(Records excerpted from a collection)

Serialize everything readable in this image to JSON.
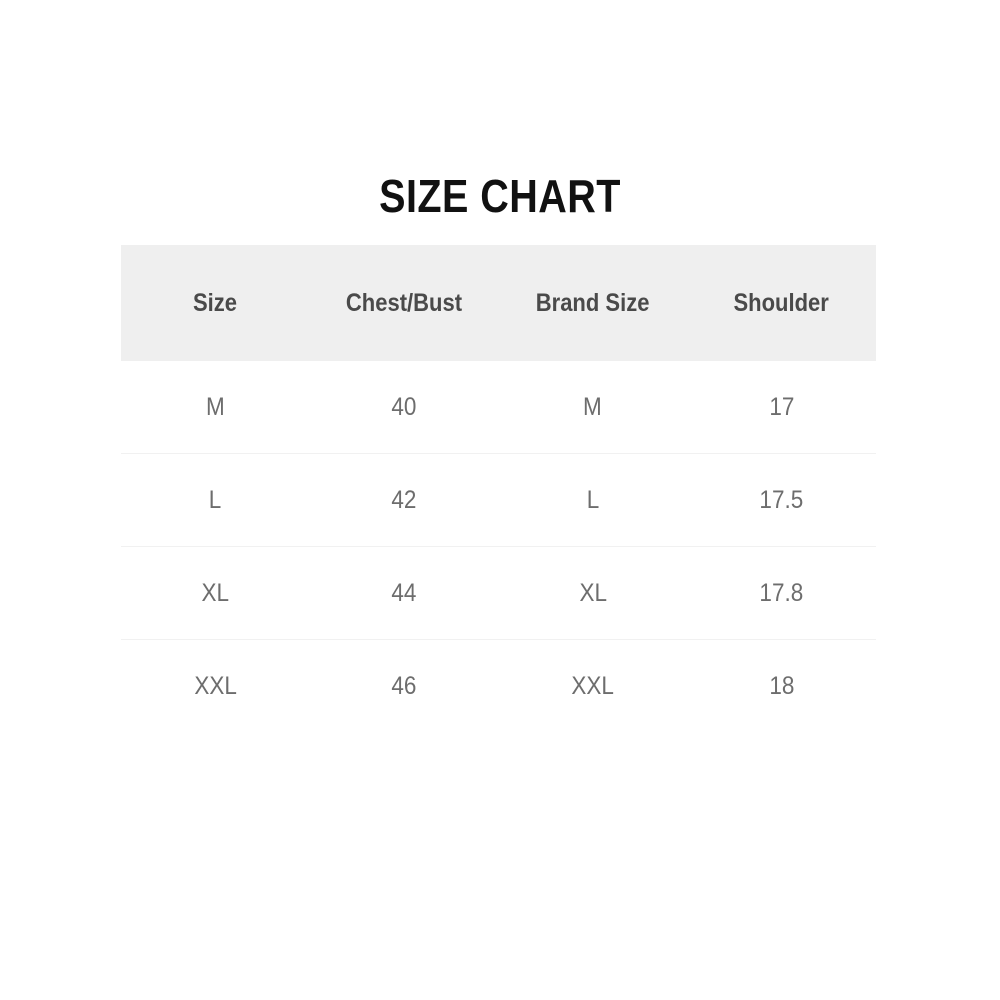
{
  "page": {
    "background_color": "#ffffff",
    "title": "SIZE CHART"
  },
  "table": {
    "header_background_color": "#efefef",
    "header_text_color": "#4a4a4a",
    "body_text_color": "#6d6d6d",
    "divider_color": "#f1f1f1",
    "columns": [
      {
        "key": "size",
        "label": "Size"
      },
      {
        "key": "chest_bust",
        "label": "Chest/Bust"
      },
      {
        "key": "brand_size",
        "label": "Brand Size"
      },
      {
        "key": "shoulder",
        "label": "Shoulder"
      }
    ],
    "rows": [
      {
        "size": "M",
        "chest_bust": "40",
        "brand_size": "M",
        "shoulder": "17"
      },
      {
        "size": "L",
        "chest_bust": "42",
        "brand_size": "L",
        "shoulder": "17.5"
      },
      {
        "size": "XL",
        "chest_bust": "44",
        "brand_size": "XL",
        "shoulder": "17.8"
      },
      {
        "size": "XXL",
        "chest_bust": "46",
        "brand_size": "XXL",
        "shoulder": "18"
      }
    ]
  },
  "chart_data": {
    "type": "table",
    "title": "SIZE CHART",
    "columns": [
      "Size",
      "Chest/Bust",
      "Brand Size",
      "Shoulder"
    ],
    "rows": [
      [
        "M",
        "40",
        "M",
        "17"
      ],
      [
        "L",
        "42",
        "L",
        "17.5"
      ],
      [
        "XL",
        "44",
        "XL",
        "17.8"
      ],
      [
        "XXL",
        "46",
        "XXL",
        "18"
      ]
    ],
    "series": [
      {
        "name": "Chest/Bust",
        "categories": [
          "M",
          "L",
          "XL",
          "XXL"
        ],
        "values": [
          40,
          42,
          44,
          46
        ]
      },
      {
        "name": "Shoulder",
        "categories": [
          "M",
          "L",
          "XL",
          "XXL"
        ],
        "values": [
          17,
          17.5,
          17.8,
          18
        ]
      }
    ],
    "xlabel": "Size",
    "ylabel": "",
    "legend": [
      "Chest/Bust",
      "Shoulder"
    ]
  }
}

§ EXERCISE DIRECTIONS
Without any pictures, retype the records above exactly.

§ ANSWER SPACE
Serialize everything readable in this image to JSON.
{
  "page": {
    "background_color": "#ffffff",
    "title": "SIZE CHART"
  },
  "table": {
    "header_background_color": "#efefef",
    "header_text_color": "#4a4a4a",
    "body_text_color": "#6d6d6d",
    "divider_color": "#f1f1f1",
    "columns": [
      {
        "key": "size",
        "label": "Size"
      },
      {
        "key": "chest_bust",
        "label": "Chest/Bust"
      },
      {
        "key": "brand_size",
        "label": "Brand Size"
      },
      {
        "key": "shoulder",
        "label": "Shoulder"
      }
    ],
    "rows": [
      {
        "size": "M",
        "chest_bust": "40",
        "brand_size": "M",
        "shoulder": "17"
      },
      {
        "size": "L",
        "chest_bust": "42",
        "brand_size": "L",
        "shoulder": "17.5"
      },
      {
        "size": "XL",
        "chest_bust": "44",
        "brand_size": "XL",
        "shoulder": "17.8"
      },
      {
        "size": "XXL",
        "chest_bust": "46",
        "brand_size": "XXL",
        "shoulder": "18"
      }
    ]
  },
  "chart_data": {
    "type": "table",
    "title": "SIZE CHART",
    "columns": [
      "Size",
      "Chest/Bust",
      "Brand Size",
      "Shoulder"
    ],
    "rows": [
      [
        "M",
        "40",
        "M",
        "17"
      ],
      [
        "L",
        "42",
        "L",
        "17.5"
      ],
      [
        "XL",
        "44",
        "XL",
        "17.8"
      ],
      [
        "XXL",
        "46",
        "XXL",
        "18"
      ]
    ],
    "series": [
      {
        "name": "Chest/Bust",
        "categories": [
          "M",
          "L",
          "XL",
          "XXL"
        ],
        "values": [
          40,
          42,
          44,
          46
        ]
      },
      {
        "name": "Shoulder",
        "categories": [
          "M",
          "L",
          "XL",
          "XXL"
        ],
        "values": [
          17,
          17.5,
          17.8,
          18
        ]
      }
    ],
    "xlabel": "Size",
    "ylabel": "",
    "legend": [
      "Chest/Bust",
      "Shoulder"
    ]
  }
}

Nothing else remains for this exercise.